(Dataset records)
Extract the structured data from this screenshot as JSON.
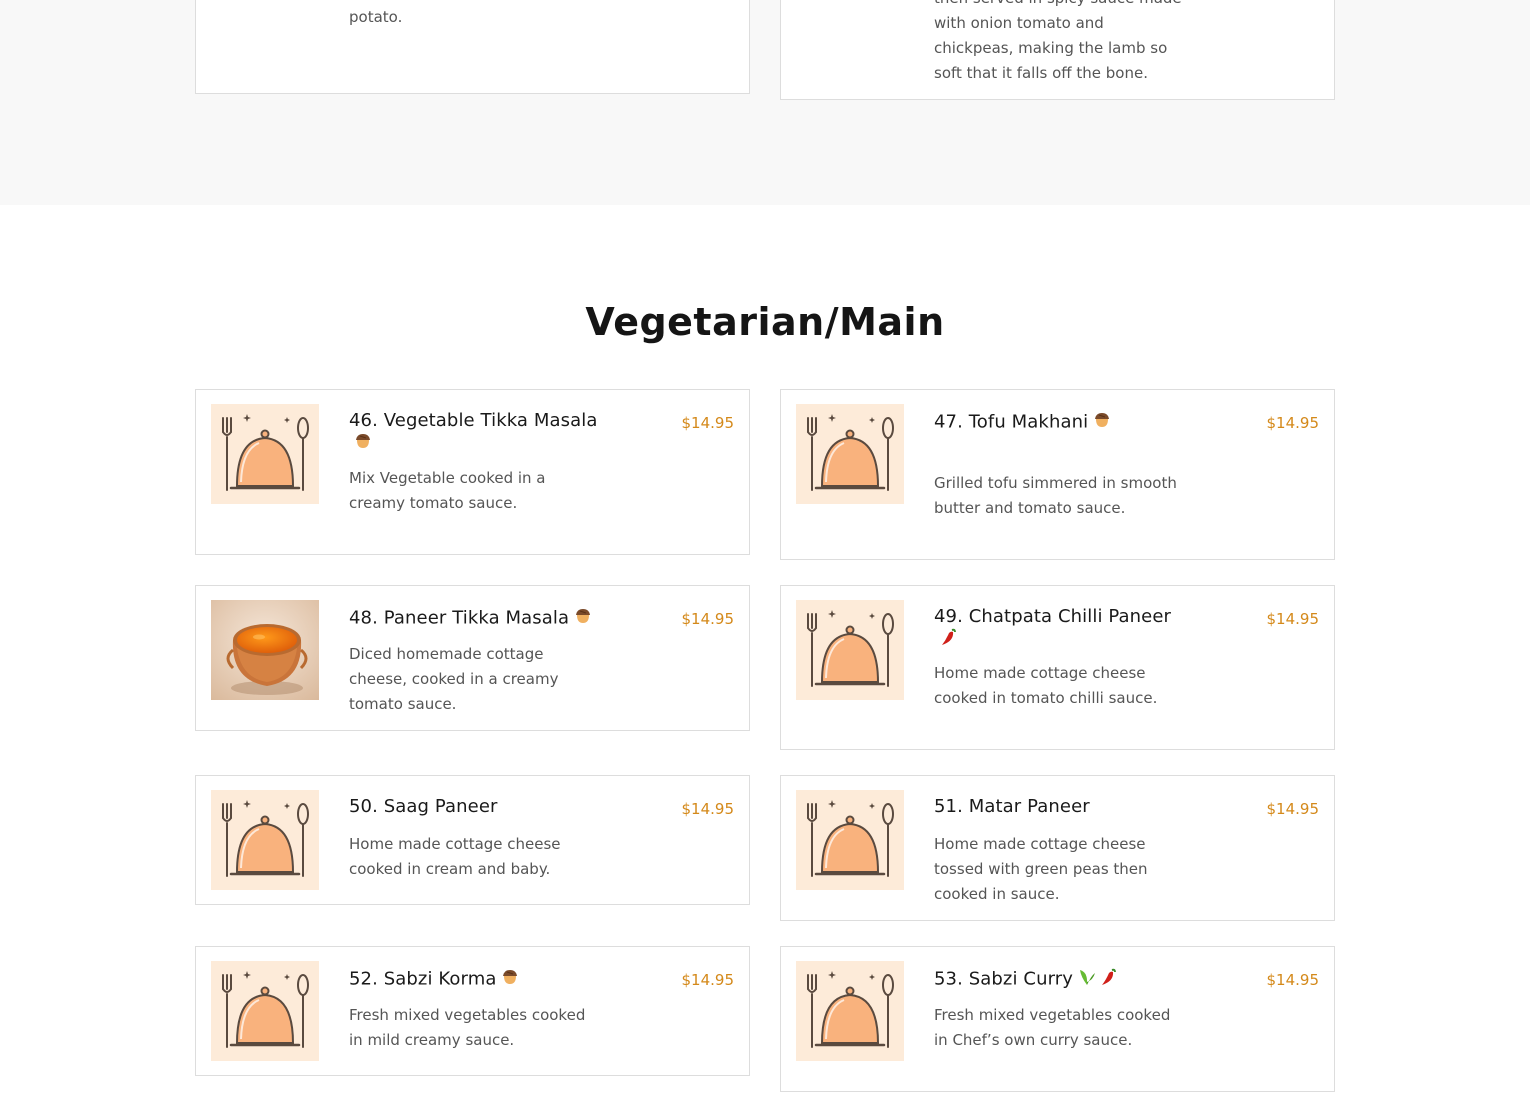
{
  "colors": {
    "price": "#d4891a",
    "thumb_bg": "#fdebd9",
    "band": "#f8f8f8"
  },
  "previous_section": {
    "left_card": {
      "desc_tail": "potato."
    },
    "right_card": {
      "desc_lines": [
        "then served in spicy sauce made",
        "with onion tomato and",
        "chickpeas, making the lamb so",
        "soft that it falls off the bone."
      ]
    }
  },
  "section": {
    "title": "Vegetarian/Main"
  },
  "items": [
    {
      "name": "46. Vegetable Tikka Masala",
      "price": "$14.95",
      "desc": "Mix Vegetable cooked in a creamy tomato sauce.",
      "tags": [
        "nut-icon"
      ],
      "image": "placeholder-dish-icon"
    },
    {
      "name": "47. Tofu Makhani",
      "price": "$14.95",
      "desc": "Grilled tofu simmered in smooth butter and tomato sauce.",
      "tags": [
        "nut-icon"
      ],
      "image": "placeholder-dish-icon"
    },
    {
      "name": "48. Paneer Tikka Masala",
      "price": "$14.95",
      "desc": "Diced homemade cottage cheese, cooked in a creamy tomato sauce.",
      "tags": [
        "nut-icon"
      ],
      "image": "curry-bowl-photo"
    },
    {
      "name": "49. Chatpata Chilli Paneer",
      "price": "$14.95",
      "desc": "Home made cottage cheese cooked in tomato chilli sauce.",
      "tags": [
        "chili-icon"
      ],
      "image": "placeholder-dish-icon"
    },
    {
      "name": "50. Saag Paneer",
      "price": "$14.95",
      "desc": "Home made cottage cheese cooked in cream and baby.",
      "tags": [],
      "image": "placeholder-dish-icon"
    },
    {
      "name": "51. Matar Paneer",
      "price": "$14.95",
      "desc": "Home made cottage cheese tossed with green peas then cooked in sauce.",
      "tags": [],
      "image": "placeholder-dish-icon"
    },
    {
      "name": "52. Sabzi Korma",
      "price": "$14.95",
      "desc": "Fresh mixed vegetables cooked in mild creamy sauce.",
      "tags": [
        "nut-icon"
      ],
      "image": "placeholder-dish-icon"
    },
    {
      "name": "53. Sabzi Curry",
      "price": "$14.95",
      "desc": "Fresh mixed vegetables cooked in Chef’s own curry sauce.",
      "tags": [
        "vegan-icon",
        "chili-icon"
      ],
      "image": "placeholder-dish-icon"
    }
  ]
}
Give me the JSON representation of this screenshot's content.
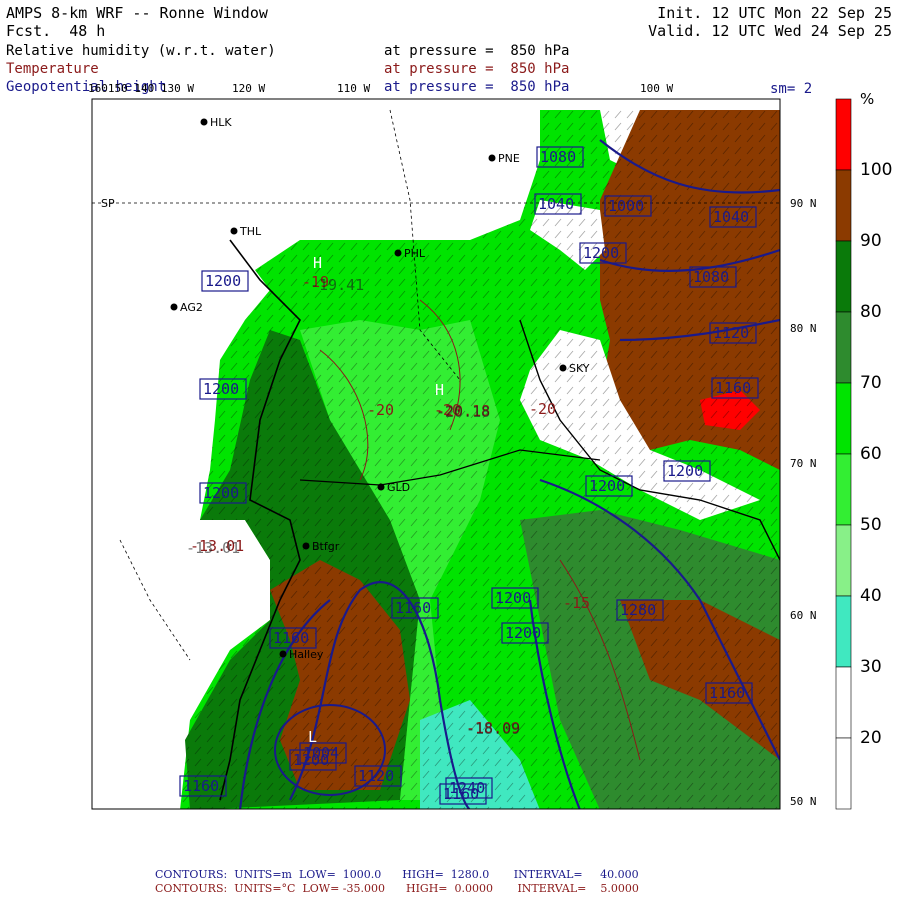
{
  "header": {
    "model": "AMPS 8-km WRF -- Ronne Window",
    "init": "Init. 12 UTC Mon 22 Sep 25",
    "forecast": "Fcst.  48 h",
    "valid": "Valid. 12 UTC Wed 24 Sep 25",
    "field1": "Relative humidity (w.r.t. water)",
    "field2": "Temperature",
    "field3": "Geopotential height",
    "pressure1": "at pressure =  850 hPa",
    "pressure2": "at pressure =  850 hPa",
    "pressure3": "at pressure =  850 hPa",
    "smoothing": "sm= 2"
  },
  "colors": {
    "rh_90_100": "#8b3a00",
    "rh_80_90": "#0a7a0a",
    "rh_70_80": "#2e8b2e",
    "rh_60_70": "#00e400",
    "rh_50_60": "#33ee33",
    "rh_40_50": "#88f088",
    "rh_30_40": "#40e8c0",
    "rh_20_30": "#ffffff",
    "rh_100": "#ff0000",
    "temperature": "#8b1a1a",
    "height": "#1a1a8b"
  },
  "colorbar": {
    "unit": "%",
    "labels": [
      "100",
      "90",
      "80",
      "70",
      "60",
      "50",
      "40",
      "30",
      "20"
    ]
  },
  "lon_labels": [
    "160W",
    "150W",
    "140W",
    "130W",
    "120 W",
    "110 W",
    "100 W"
  ],
  "lon_label_stack": "160150 140 130 W",
  "lat_labels": [
    "90 N",
    "80 N",
    "70 N",
    "60 N",
    "50 N"
  ],
  "stations": [
    {
      "name": "HLK"
    },
    {
      "name": "THL"
    },
    {
      "name": "AG2"
    },
    {
      "name": "PHL"
    },
    {
      "name": "PNE"
    },
    {
      "name": "SKY"
    },
    {
      "name": "GLD"
    },
    {
      "name": "Btfgr"
    },
    {
      "name": "Halley"
    },
    {
      "name": "SP"
    }
  ],
  "height_labels": [
    "1080",
    "1040",
    "1000",
    "1040",
    "1080",
    "1120",
    "1160",
    "1160",
    "1200",
    "1200",
    "1200",
    "1200",
    "1200",
    "1200",
    "1200",
    "1200",
    "1160",
    "1120",
    "1160",
    "1240",
    "1280",
    "1160",
    "1160",
    "1200",
    "1004"
  ],
  "temp_labels": [
    "-20",
    "-20",
    "-20",
    "-19",
    "-15",
    "-20.18",
    "-18.09",
    "-13.01"
  ],
  "high_low_marks": [
    "H",
    "H",
    "L",
    "L"
  ],
  "center_values": [
    "-19.41",
    "-13.01",
    "-18.09",
    "-20.18"
  ],
  "footer": {
    "line1": "CONTOURS:  UNITS=m  LOW=  1000.0      HIGH=  1280.0       INTERVAL=     40.000",
    "line2": "CONTOURS:  UNITS=°C  LOW= -35.000      HIGH=  0.0000       INTERVAL=    5.0000"
  }
}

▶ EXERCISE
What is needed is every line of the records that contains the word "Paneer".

▶ YOUR SOLUTION
      "name": "48. Paneer Tikka Masala",
      "name": "49. Chatpata Chilli Paneer",
      "name": "50. Saag Paneer",
      "name": "51. Matar Paneer",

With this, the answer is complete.